Where the DOE’s partnership with the private sector might come particularly to the fore is the Transmission Facilitation Program, a $2.5 billion scheme announced in May that will see the DOE provide loans, participate in PPPs and engage in capacity contracts with eligible projects where DOE would serve as an anchor customer, contracting for up to 50 percent of the maximum capacity of the transmission line for up to 40 years.

“Given the regulatory hurdles and interconnection processes, it can be difficult to enter into the kind of commitments needed to put things forward,” says Multer. “The size of [the TFP] could be a limitation on the usefulness of this programme; $2.5 billion could go quite quickly when we’re talking about the development of high voltage transmission infrastructure.”

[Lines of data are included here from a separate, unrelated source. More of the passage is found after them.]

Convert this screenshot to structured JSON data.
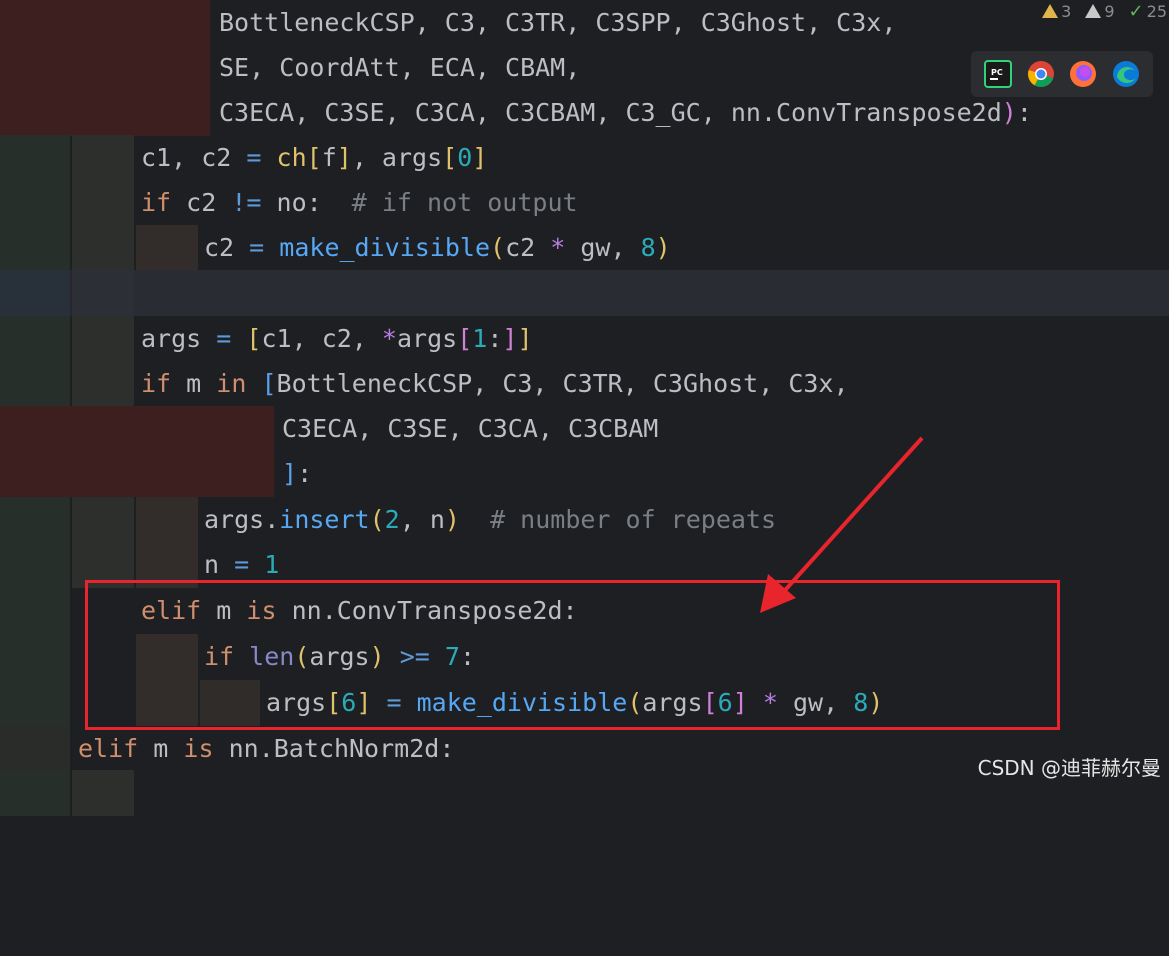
{
  "inspection": {
    "warnings": "3",
    "weak_warnings": "9",
    "typos": "25"
  },
  "browser_icons": [
    "pycharm-icon",
    "chrome-icon",
    "firefox-icon",
    "edge-icon"
  ],
  "code": {
    "l1": {
      "a": "BottleneckCSP",
      "b": "C3",
      "c": "C3TR",
      "d": "C3SPP",
      "e": "C3Ghost",
      "f": "C3x"
    },
    "l2": {
      "a": "SE",
      "b": "CoordAtt",
      "c": "ECA",
      "d": "CBAM"
    },
    "l3": {
      "a": "C3ECA",
      "b": "C3SE",
      "c": "C3CA",
      "d": "C3CBAM",
      "e": "C3_GC",
      "f": "nn",
      "g": "ConvTranspose2d"
    },
    "l4": {
      "a": "c1",
      "b": "c2",
      "c": "ch",
      "d": "f",
      "e": "args",
      "f": "0"
    },
    "l5": {
      "kw": "if",
      "a": "c2",
      "op": "!=",
      "b": "no",
      "cm": "# if not output"
    },
    "l6": {
      "a": "c2",
      "fn": "make_divisible",
      "b": "c2",
      "c": "gw",
      "d": "8"
    },
    "l8": {
      "a": "args",
      "b": "c1",
      "c": "c2",
      "d": "args",
      "e": "1"
    },
    "l9": {
      "kw": "if",
      "a": "m",
      "kw2": "in",
      "b": "BottleneckCSP",
      "c": "C3",
      "d": "C3TR",
      "e": "C3Ghost",
      "f": "C3x"
    },
    "l10": {
      "a": "C3ECA",
      "b": "C3SE",
      "c": "C3CA",
      "d": "C3CBAM"
    },
    "l12": {
      "a": "args",
      "fn": "insert",
      "b": "2",
      "c": "n",
      "cm": "# number of repeats"
    },
    "l13": {
      "a": "n",
      "b": "1"
    },
    "l14": {
      "kw": "elif",
      "a": "m",
      "kw2": "is",
      "b": "nn",
      "c": "ConvTranspose2d"
    },
    "l15": {
      "kw": "if",
      "bi": "len",
      "a": "args",
      "op": ">=",
      "b": "7"
    },
    "l16": {
      "a": "args",
      "b": "6",
      "fn": "make_divisible",
      "c": "args",
      "d": "6",
      "e": "gw",
      "f": "8"
    },
    "l17": {
      "kw": "elif",
      "a": "m",
      "kw2": "is",
      "b": "nn",
      "c": "BatchNorm2d"
    }
  },
  "watermark": "CSDN @迪菲赫尔曼",
  "colors": {
    "background": "#1e1f22",
    "keyword": "#cf8e6d",
    "function": "#56a8f5",
    "number": "#2aacb8",
    "comment": "#7a7e85",
    "highlight_box": "#e8242c"
  }
}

Multer’s TFP concern, alongside the fact there were few provisions for transmission improvements in the IRA, has some feeling worried.

“You can build as much electric generation in the states as you want,” says Joyce. “If you can’t move it freely, then what have you really accomplished in terms of grid stability and pricing stability?

“That’s where I think people are going to look back in a couple of years and have some frustration with this legislation. We did a really great job of helping build out the generation side. But frankly, if you don’t do at least as much with or more with transmission, you’re actually just creating a constraint and worsening the market because you now have more generation dumping into a constrained environment. It’s going to be interesting.”

Crucially, though, federal dollars will only be part of the solution, with sources pointing to transmission and interconnection bottlenecks needing to be solved at the state and local level. One of the more recent private investors in this space was InfraRed Capital Partners, which in August bought, via its UK-listed vehicle HICL, a 45 percent stake in Cross Texas Transmission, a regulated electric transmission utility in Texas, and an indirect stake in Nevada Transmission Line, a 231-mile 500kV electric transmission line in Nevada.

“In both Texas and Nevada, there are constructive regulatory environments that support new investments in order to supply reliable low-cost energy,” says Edward Hunt, head of core income funds at InfraRed.

That may be true, but, as Multer suggests, it also points to a chicken and egg situation for the growth of renewables; can the buildout happen sufficiently through support from the IRA while the IIJA upgrades the grid? With the building blocks legislatively laid, the next few years will be pivotal.